Saying she fears people could wind up in legal trouble, Gov. Jan Brewer on Tuesday ordered the state attorney general to get a federal court to rule whether Arizona can implement its medical marijuana law.
Brewer said it was always known there was a conflict between the law, which lets Arizonans with a doctor's recommendation get a state-issued card letting them purchase and use marijuana, and the federal statutes which make possession, sale and transportation a felony.
But she said a letter from Dennis Burke, the U.S. Attorney for Arizona, to her state health chief appeared to be a warning that anyone involved -- from patients and dispensary operators to landlords and even state health officials -- could wind up being prosecuted by his office.
"I believe in the will of the people,'' Brewer said, even though she personally opposed the initiative. "Unfortunately, with this piece of legislation, there are some pretty serious consequences if we don't get them resolved,'' she continued. "And I, as governor, am not willing to put those people at risk.''

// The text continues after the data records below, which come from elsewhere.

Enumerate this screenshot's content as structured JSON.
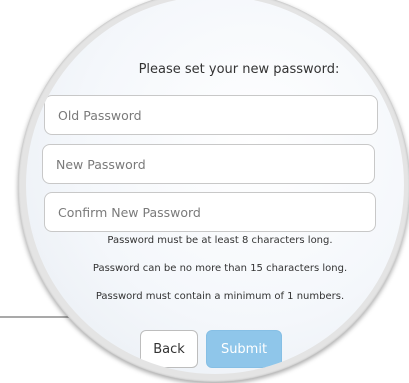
{
  "form": {
    "title": "Please set your new password:",
    "old_password_placeholder": "Old Password",
    "new_password_placeholder": "New Password",
    "confirm_password_placeholder": "Confirm New Password",
    "rules": [
      "Password must be at least 8 characters long.",
      "Password can be no more than 15 characters long.",
      "Password must contain a minimum of 1 numbers."
    ],
    "back_label": "Back",
    "submit_label": "Submit"
  },
  "colors": {
    "submit_button": "#8fc6ea",
    "magnifier_rim": "#e4e4e4",
    "connector_line": "#a9a9a9"
  }
}
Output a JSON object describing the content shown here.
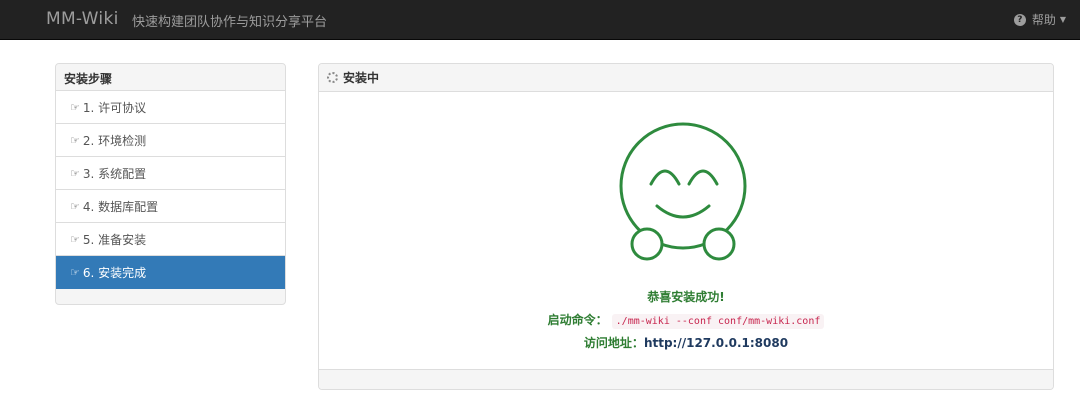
{
  "navbar": {
    "brand": "MM-Wiki",
    "subtitle": "快速构建团队协作与知识分享平台",
    "help_label": "帮助",
    "help_icon": "question-circle-icon",
    "caret_icon": "caret-down-icon"
  },
  "steps": {
    "title": "安装步骤",
    "hand_icon": "hand-right-icon",
    "items": [
      {
        "label": "1. 许可协议"
      },
      {
        "label": "2. 环境检测"
      },
      {
        "label": "3. 系统配置"
      },
      {
        "label": "4. 数据库配置"
      },
      {
        "label": "5. 准备安装"
      },
      {
        "label": "6. 安装完成",
        "active": true
      }
    ]
  },
  "main": {
    "title": "安装中",
    "spinner_icon": "spinner-icon",
    "face_icon": "smiley-face-icon",
    "face_color": "#2e8b3e",
    "success_text": "恭喜安装成功!",
    "start_label": "启动命令：",
    "start_command": "./mm-wiki --conf conf/mm-wiki.conf",
    "access_label": "访问地址：",
    "access_url": "http://127.0.0.1:8080"
  },
  "colors": {
    "navbar_bg": "#222222",
    "active_step_bg": "#337ab7",
    "success_green": "#2e7d32"
  }
}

Despite that, the state will continue issuing "qualified patient'' cards to anyone who produces the required doctor's certification that they have a medical condition which can be treated with marijuana.
Gubernatorial press aide Matthew Benson said the state really has no choice: The initiative approved in November says if the state does not accept applications, then anyone who has the doctor's recommendation is automatically considered to have been issued a card.

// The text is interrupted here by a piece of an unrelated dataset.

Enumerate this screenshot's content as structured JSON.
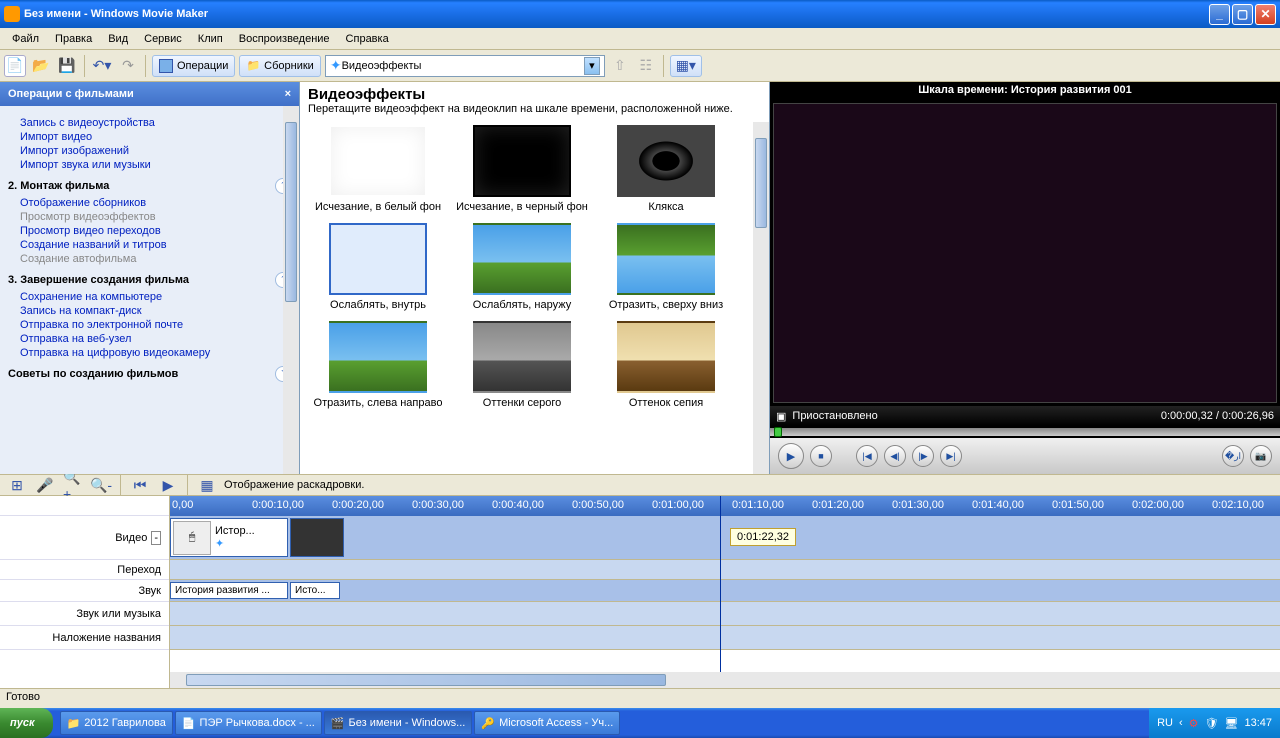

About 4,000 Arizonans already are certified under state law to be able to purchase up to 2 1/2 ounces of marijuana every two weeks.
But Benson said it remains unclear whether the state will start issuing licenses for dispensaries to sell the drug commercially while the lawsuit progresses. The first applications can be submitted this coming week.
The move drew fire from Ryan Hurley, an attorney who represents dispensary owners.
Hurley said he understands why the governor and Attorney General Tom Horne would want a federal judge to clarify whether Arizonans can be prosecuted under federal law even if they are following the state law.
But Hurley pointed out that Horne admitted he will not be asking the court to uphold the law or rule that it trumps federal statutes. Instead, the state is not taking a position.
He said Horne and Brewer should be defending the right of Arizonans to pass their own laws and decide what medicines should be available in the state.
Brewer sidestepped repeated questions of why the state is not mounting a vigorous defense of the law.
Horne said there are issues of states' rights involved.
But he said that, unlike the fight he is waging with the federal government over Arizona's immigration laws, there is a clear conflict between the goals of the state and federal statutes. That, he said, makes it inappropriate for him to demand that a federal judge rule that federal prosecutors cannot enforce federal laws in Arizona.
In his letter to Will Humble, the state health director, Burke said he intends to follow "guidance'' from superiors in Washington not to focus his limited resources on seriously ill patients who use marijuana as part of a doctor's treatment program.
"The public should understand, however, that even clear and unambiguous compliance with the Arizona Medical Marijuana Act does not render possession or distribution of marijuana lawful under federal statute,'' Burke wrote.
Potentially more significant, Burke had special words of caution to those who are in the business of growing marijuana even if they have a cultivation license from the state. And he said even those on the periphery, including property owners, landlords and organizations that finance dispensaries, risk not just federal criminal prosecution but also having the assets seized.
"This compliance with Arizona laws and regulations does not provide a safe harbor, nor immunity from federal prosecution,'' Burke wrote.
The governor said that conflict needs to be resolved.
"What we have here is a failure to communicate,'' said Brewer, quoting from the movie "Cool Hand Luke.'' She said that leaves a bunch of questions unanswered beyond the basic one of whether the Arizona law is legal.
She wants to know whether state officials who issue dispensary licenses can be prosecuted because they are "facilitating'' the distribution of marijuana. And Brewer said she fears that the state Department of Public Safety could lose federal grants by refusing as a matter of policy to arrest those caught with the drug simply because they are complying with state law.